No matter how far into the future your plans are to become a CEO or other type of leader, you should start developing a love of learning now. If you don’t think you could ever love to learn, just start learning something new anyway — maybe grab an introductory economics book, or go online and watch video course on coding. I promise you, once you start learning, you will begin to enjoy the process.
Another necessary component to success as a leader is a strong work ethic. We tend to glamorize CEOs and other public leaders — seeing only magazine photos or TV clips of them in their dazzling office suites, at star-studded parties or on their yachts. But what you won’t see unless you work with one of these people is that they tend to be the first ones into the office every morning, and the last ones to turn off their computer and their brain at night.
The best way to develop a strong work ethic, my father explained, is to start working as soon as you are able. When you’re young, this almost certainly means taking menial and often boring jobs — serving food, moving furniture, or working in a retail store, for example.
But just as with learning, even if you really don’t want or need to start working at a low-paying, entry-level job, you will be doing your future self a great service by taking one of these jobs anyway. Every day you work in any job is another day you are strengthening those “work muscles” that you will need if you hope to rise to a position of leadership.
This was one of the most challenging of my father’s lessons for me. I loved learning. But for a long time growing up I couldn’t understand how I could learn to love work — unless I could find a job doing something I already loved. It always seemed to me that work was something you had to do. Otherwise, why would they have to pay you to show up?
But then I realized how any of us can find something to love in anything we do — jobs included. I started to view my jobs in a larger context, how I was part of a team contributing something to our community of customers or to society in general.
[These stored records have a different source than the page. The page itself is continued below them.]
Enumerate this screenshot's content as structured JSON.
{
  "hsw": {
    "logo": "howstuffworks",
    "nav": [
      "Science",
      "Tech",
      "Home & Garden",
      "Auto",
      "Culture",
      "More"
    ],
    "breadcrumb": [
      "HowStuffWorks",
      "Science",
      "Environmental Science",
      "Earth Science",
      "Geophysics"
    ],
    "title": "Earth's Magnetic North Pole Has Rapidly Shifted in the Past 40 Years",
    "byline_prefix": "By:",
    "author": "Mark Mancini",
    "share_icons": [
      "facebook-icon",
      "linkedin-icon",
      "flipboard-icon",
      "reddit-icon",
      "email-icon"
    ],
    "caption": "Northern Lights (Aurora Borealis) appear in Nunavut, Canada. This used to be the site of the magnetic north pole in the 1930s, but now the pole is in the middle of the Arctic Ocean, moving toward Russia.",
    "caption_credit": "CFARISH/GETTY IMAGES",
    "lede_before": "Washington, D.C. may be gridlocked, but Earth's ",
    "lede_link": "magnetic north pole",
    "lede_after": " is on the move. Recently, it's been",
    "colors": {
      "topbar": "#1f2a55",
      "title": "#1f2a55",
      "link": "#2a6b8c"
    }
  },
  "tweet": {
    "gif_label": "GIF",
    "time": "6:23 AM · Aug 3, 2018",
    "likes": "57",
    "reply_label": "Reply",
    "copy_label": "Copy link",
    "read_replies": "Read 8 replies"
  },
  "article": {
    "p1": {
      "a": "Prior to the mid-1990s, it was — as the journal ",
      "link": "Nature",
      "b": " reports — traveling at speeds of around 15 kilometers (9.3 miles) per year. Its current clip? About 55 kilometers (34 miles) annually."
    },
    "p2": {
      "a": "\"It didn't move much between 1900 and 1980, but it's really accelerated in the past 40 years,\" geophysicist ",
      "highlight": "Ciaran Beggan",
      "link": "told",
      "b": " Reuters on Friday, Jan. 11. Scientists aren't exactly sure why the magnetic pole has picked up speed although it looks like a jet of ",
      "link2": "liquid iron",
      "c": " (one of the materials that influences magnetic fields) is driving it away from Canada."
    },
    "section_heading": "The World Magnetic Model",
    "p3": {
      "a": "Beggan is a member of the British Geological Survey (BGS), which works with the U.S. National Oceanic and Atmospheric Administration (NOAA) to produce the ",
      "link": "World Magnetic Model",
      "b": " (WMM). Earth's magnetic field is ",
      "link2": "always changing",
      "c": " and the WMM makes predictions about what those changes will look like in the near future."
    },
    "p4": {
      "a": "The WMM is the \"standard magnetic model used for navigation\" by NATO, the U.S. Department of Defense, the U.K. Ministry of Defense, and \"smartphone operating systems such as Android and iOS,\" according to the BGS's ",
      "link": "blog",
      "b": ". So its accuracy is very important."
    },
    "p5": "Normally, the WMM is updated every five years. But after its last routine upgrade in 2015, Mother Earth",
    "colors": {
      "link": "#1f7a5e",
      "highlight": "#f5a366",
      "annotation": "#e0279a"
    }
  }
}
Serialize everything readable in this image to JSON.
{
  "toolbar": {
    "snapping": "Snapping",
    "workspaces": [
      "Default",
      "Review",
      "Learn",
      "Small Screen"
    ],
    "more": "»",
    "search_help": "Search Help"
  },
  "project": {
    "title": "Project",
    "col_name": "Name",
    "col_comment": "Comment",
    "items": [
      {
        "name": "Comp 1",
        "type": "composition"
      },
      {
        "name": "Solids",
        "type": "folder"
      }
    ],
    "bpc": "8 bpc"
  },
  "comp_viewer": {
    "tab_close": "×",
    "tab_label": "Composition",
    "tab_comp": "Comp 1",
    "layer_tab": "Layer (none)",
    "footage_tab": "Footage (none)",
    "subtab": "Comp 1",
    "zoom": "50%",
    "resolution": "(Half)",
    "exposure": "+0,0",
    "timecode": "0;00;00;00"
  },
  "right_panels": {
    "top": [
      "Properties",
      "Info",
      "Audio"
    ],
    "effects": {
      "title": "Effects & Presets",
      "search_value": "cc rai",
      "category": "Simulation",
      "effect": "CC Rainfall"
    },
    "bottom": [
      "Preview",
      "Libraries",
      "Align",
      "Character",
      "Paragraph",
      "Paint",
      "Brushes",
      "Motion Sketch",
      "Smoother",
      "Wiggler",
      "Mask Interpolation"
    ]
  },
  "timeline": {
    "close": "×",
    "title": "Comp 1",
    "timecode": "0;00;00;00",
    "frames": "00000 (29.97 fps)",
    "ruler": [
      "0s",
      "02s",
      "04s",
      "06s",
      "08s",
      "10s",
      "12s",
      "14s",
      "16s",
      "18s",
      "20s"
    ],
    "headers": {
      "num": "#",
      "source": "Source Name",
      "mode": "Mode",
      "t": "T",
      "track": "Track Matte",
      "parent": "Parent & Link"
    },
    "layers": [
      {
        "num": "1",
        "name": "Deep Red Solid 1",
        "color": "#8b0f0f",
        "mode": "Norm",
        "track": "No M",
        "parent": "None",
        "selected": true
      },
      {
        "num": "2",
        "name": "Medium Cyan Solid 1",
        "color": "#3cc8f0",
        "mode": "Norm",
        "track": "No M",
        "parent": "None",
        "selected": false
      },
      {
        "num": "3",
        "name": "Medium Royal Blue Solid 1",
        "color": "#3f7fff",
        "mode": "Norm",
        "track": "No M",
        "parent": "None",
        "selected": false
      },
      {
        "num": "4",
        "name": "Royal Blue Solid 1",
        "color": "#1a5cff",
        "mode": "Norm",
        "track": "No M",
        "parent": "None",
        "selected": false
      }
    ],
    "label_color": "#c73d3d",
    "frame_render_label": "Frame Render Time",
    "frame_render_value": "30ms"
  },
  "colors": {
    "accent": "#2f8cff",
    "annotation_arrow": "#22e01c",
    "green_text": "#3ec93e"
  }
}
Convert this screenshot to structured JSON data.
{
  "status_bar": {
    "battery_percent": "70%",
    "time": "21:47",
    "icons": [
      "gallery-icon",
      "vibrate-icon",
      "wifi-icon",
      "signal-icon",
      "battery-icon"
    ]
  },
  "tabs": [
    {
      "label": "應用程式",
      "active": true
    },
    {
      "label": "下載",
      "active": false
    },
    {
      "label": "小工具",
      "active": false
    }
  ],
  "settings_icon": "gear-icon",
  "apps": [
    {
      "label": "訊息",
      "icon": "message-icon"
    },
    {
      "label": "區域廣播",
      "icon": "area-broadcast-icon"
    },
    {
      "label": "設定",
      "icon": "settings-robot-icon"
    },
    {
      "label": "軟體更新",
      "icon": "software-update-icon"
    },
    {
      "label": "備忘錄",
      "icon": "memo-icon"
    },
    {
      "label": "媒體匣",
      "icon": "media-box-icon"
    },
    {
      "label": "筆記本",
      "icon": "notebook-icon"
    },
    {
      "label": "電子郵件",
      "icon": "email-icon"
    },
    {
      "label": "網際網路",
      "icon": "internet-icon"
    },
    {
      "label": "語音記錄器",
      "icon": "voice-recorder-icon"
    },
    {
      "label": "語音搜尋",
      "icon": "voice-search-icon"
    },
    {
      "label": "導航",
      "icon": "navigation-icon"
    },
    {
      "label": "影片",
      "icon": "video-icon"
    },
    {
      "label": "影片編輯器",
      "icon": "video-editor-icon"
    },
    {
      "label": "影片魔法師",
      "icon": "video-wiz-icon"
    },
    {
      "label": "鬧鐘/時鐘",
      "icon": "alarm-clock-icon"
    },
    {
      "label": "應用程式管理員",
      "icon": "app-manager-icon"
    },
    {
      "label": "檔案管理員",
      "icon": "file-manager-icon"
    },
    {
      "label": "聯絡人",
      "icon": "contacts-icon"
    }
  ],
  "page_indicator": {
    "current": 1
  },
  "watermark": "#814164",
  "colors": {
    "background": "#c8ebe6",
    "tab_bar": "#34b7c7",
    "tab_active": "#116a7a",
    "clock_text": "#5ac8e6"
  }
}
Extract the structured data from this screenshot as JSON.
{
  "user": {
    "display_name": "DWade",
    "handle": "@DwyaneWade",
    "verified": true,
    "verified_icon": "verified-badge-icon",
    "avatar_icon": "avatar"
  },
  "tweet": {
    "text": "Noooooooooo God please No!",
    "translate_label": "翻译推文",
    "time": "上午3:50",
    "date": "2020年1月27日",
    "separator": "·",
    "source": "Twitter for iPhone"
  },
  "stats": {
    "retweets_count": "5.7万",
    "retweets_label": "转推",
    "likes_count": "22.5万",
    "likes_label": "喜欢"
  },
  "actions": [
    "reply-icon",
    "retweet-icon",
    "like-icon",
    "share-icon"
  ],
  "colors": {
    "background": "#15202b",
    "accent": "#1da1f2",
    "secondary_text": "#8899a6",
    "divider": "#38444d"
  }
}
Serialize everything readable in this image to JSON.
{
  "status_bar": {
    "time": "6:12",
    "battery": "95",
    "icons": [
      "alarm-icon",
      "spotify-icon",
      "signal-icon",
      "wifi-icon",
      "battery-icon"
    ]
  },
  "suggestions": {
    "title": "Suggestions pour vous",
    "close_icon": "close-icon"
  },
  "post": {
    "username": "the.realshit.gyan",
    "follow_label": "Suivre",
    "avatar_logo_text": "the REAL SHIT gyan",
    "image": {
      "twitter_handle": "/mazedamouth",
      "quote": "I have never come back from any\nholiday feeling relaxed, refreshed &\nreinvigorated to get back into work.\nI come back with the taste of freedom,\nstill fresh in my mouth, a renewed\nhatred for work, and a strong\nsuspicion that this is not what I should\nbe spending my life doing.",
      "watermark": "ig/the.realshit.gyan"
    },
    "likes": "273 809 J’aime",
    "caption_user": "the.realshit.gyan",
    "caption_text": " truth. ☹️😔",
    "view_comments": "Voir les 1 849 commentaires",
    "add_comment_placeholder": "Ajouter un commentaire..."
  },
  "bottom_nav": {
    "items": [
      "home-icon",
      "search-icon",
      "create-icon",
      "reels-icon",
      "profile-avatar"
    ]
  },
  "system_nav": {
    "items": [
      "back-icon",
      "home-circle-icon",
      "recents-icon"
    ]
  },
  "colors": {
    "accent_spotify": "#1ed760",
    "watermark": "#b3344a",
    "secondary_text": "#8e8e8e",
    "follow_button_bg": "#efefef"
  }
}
As a bank vice president, for example, I wasn’t just working for a bank. I was helping protect and grow wealth for clients so they could enjoy the fruits of their hard work.
And when I co-founded the real estate crowdfunding site RealtyMogul, I wasn’t just a CEO. I was someone helping individuals gain access for the first time to real estate deals once accessible only to the wealthiest of clients.
Whatever your job, you can connect what you are doing to a larger purpose, and that purpose can help you learn to love what you do. And of course, when you love what you do, you will become better at it, and you will shine — and you’ll be on your way to a leadership role.
Finally, my father taught my siblings and me to be leaders in everything we did. And this might have been the most important lesson of all.
My father did not mean taking control of every situation. He meant leading by example, sharing credit, being inclusive rather than exclusive, showing integrity in everything we did, persisting through challenges and setbacks, and getting right back up every time we fell.
Leadership, my father explained, is not about ordering people around. It isn’t about making enormous decisions all the time, either. True leadership is about how you live every minute of your life — working hard, being positive, staying close to your family and friends, learning new things, bringing humility to every situation, and persuading people — never forcing or coercing them — to your side.
I have used these lessons in my path to becoming a CEO, and I know my brothers have as well. I hope you find them useful too.
Thanks, Dad. Great advice.